A person suffering neural damage may lose motor control of one or more body parts. Although some people may recover from strokes, a majority of patients suffer from residual neurological deficits that persistently impair function. Restoration of motor function involves instigating regenerative responses that promote the growth of new neural connections in the brain, a process known to those skilled in the art as brain plasticity. The use of brain-computer interfaces (BCIs) is well established as a way to enable users to interact with their environment through brain signals.
The technology is based on a system and method for motor training and rehabilitation incorporating a brain-machine interface. The system includes an acquisition element configured to acquire brain activity data from a user, a physical actuator configured to interact with movement of a body part of the user, and a computing unit operatively coupled to the acquisition element and the physical actuator. The computing unit being configured to instruct the user to perform a motor exercise, continually monitor user movement parameters, receive and continually process the brain activity data from the user, decode the brain activity data from the user in real time to extract an error-related potential signal, and adjust an operational parameter of the physical actuator based on the ErrP signal.
- BCI rehabilitation devices may incorporate real time closed-loop feedback to enhance the recruitment of selected brain areas by guiding a more focused activation of specific brain signals
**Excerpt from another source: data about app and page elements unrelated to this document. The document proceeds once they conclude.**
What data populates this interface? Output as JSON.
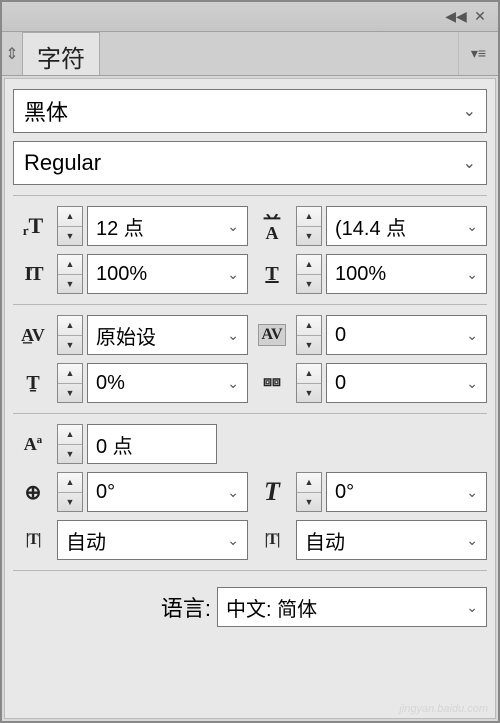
{
  "panel": {
    "tab_title": "字符"
  },
  "font": {
    "family": "黑体",
    "style": "Regular"
  },
  "size": {
    "font_size": "12 点",
    "leading": "(14.4 点",
    "v_scale": "100%",
    "h_scale": "100%"
  },
  "spacing": {
    "kerning": "原始设",
    "tracking": "0",
    "baseline_pct": "0%",
    "baseline2": "0"
  },
  "advanced": {
    "shift": "0 点",
    "rotation": "0°",
    "skew": "0°",
    "box1": "自动",
    "box2": "自动"
  },
  "language": {
    "label": "语言:",
    "value": "中文: 简体"
  },
  "watermark": "jingyan.baidu.com"
}
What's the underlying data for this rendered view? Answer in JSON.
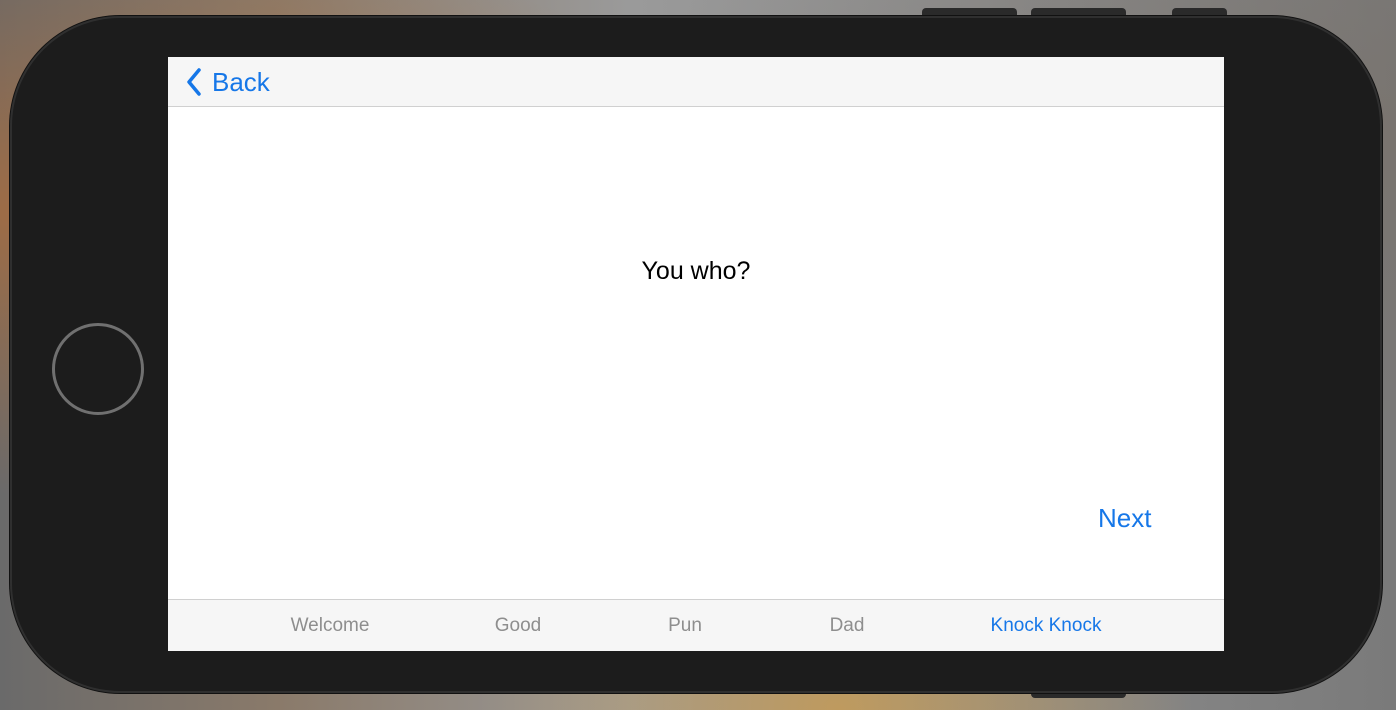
{
  "nav": {
    "back_label": "Back"
  },
  "content": {
    "joke_line": "You who?",
    "next_label": "Next"
  },
  "tabbar": {
    "active": "Knock Knock",
    "tabs": [
      {
        "label": "Welcome"
      },
      {
        "label": "Good"
      },
      {
        "label": "Pun"
      },
      {
        "label": "Dad"
      },
      {
        "label": "Knock Knock"
      }
    ]
  },
  "colors": {
    "accent": "#1677e8",
    "inactive_tab": "#8e8e8e",
    "bar_background": "#f6f6f6",
    "device_body": "#1c1c1c"
  },
  "icons": {
    "back": "chevron-left-icon",
    "home": "home-button-ring"
  }
}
- Provide various forms of feedback (real-time and/ or post-performance feedback feedback)
- May help to accelerate brain plasticity, and thus reduce the length, difficulty and cost of the recovery process
Applications and Opportunities
- A newly emerging use of BCI technology is in the area of motor training and rehabilitation.